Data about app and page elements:
__________

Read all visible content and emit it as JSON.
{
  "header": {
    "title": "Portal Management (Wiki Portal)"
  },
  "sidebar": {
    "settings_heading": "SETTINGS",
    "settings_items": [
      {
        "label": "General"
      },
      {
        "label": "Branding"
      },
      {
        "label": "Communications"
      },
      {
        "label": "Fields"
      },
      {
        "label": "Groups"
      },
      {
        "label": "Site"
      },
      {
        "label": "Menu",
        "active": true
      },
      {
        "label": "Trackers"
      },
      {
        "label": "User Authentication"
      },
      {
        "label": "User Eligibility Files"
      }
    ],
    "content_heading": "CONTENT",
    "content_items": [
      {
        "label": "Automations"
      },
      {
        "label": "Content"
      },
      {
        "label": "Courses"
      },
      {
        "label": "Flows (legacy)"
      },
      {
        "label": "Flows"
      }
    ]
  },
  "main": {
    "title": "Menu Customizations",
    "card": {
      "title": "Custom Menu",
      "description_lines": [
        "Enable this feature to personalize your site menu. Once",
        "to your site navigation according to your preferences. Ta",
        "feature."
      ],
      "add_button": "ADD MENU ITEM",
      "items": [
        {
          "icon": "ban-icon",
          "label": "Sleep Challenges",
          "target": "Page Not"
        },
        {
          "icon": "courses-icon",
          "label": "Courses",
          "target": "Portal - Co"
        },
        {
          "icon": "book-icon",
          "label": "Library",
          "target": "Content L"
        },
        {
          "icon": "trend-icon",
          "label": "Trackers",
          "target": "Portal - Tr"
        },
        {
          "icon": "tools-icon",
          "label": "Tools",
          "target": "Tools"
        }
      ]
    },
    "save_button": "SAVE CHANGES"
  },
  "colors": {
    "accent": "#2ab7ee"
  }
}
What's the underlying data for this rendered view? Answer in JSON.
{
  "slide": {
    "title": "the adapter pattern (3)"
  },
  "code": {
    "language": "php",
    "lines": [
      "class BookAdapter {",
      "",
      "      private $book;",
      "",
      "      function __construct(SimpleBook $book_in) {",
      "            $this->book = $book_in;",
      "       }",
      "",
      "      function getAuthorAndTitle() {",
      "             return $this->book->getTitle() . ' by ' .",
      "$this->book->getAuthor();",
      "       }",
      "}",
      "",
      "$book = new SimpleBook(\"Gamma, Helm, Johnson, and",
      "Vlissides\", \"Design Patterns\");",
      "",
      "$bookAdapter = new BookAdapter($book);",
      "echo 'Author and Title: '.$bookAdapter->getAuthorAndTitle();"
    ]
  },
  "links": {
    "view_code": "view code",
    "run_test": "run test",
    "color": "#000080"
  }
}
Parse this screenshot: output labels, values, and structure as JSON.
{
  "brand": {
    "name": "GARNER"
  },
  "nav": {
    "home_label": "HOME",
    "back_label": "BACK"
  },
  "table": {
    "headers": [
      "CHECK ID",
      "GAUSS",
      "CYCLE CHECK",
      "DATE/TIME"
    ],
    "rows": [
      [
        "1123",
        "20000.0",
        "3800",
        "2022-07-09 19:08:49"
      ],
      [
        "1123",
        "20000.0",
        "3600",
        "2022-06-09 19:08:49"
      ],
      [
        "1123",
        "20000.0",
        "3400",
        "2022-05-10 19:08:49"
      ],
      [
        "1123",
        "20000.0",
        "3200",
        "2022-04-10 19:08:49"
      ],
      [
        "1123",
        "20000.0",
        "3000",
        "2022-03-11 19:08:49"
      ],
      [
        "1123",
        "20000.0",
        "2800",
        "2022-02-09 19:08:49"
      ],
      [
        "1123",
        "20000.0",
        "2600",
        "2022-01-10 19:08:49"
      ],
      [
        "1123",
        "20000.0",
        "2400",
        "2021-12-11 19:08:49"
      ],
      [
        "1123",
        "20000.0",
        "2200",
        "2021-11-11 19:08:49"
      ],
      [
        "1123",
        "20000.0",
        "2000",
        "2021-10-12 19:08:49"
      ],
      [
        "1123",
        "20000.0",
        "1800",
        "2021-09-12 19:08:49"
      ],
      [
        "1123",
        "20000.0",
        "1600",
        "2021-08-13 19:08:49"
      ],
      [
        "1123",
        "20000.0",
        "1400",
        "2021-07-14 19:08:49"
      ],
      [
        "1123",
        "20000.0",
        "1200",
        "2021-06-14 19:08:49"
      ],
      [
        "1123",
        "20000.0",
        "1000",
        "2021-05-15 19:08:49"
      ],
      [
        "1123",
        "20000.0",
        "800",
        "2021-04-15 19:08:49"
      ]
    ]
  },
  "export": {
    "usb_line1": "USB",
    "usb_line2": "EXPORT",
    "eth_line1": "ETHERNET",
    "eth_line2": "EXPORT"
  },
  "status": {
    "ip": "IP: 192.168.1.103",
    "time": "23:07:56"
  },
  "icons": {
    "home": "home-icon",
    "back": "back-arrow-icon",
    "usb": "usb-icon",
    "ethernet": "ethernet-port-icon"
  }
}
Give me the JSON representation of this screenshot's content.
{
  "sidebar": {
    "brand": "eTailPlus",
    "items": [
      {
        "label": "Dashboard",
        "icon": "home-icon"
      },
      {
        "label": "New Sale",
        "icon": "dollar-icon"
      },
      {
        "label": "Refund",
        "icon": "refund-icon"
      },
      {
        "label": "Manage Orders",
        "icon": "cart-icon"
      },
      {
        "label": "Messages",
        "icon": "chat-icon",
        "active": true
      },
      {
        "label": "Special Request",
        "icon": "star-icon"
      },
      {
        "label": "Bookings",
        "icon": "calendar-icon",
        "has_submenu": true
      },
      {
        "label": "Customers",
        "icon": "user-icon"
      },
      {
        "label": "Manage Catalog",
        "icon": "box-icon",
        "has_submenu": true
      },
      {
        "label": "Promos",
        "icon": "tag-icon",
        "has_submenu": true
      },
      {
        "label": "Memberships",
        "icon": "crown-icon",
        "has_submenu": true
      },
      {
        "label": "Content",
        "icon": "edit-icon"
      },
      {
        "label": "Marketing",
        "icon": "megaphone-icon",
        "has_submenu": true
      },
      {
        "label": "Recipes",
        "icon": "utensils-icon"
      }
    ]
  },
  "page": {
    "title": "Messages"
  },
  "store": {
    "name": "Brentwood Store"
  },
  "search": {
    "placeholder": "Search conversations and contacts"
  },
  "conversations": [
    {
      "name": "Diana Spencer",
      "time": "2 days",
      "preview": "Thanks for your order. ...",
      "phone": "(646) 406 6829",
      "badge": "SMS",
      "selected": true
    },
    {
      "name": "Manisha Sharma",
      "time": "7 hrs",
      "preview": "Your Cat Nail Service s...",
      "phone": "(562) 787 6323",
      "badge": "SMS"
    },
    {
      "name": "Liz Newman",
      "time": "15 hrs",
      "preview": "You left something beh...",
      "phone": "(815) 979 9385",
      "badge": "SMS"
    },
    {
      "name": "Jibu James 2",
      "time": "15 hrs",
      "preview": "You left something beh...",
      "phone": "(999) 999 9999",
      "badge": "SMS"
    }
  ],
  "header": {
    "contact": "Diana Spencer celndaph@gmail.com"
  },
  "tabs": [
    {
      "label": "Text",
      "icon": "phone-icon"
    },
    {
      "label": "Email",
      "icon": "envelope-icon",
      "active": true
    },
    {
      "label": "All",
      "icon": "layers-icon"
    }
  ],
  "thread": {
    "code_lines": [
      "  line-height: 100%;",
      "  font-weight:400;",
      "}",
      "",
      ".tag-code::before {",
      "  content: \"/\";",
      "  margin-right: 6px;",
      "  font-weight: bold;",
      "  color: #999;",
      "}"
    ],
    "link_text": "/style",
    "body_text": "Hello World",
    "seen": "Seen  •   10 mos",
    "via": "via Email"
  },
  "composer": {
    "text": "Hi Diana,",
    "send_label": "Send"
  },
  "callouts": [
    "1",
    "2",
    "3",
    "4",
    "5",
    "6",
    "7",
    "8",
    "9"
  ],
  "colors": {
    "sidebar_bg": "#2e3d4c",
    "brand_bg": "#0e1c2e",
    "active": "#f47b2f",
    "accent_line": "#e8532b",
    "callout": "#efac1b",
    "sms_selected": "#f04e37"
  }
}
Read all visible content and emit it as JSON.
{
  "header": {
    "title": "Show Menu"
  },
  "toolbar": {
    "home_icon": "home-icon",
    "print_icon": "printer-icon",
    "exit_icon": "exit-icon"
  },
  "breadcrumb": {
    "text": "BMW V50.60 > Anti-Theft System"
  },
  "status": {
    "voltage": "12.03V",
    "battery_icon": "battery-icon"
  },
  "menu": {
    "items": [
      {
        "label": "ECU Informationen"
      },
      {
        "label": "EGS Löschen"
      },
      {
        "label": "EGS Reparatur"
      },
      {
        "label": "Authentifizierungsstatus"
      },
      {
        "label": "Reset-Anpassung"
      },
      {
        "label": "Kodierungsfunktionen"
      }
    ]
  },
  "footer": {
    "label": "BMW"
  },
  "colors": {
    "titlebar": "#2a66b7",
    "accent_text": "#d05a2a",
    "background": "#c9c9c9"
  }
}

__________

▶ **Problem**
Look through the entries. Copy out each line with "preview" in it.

▶ **Response to this exercise**
      "preview": "Thanks for your order. ...",
      "preview": "Your Cat Nail Service s...",
      "preview": "You left something beh...",
      "preview": "You left something beh...",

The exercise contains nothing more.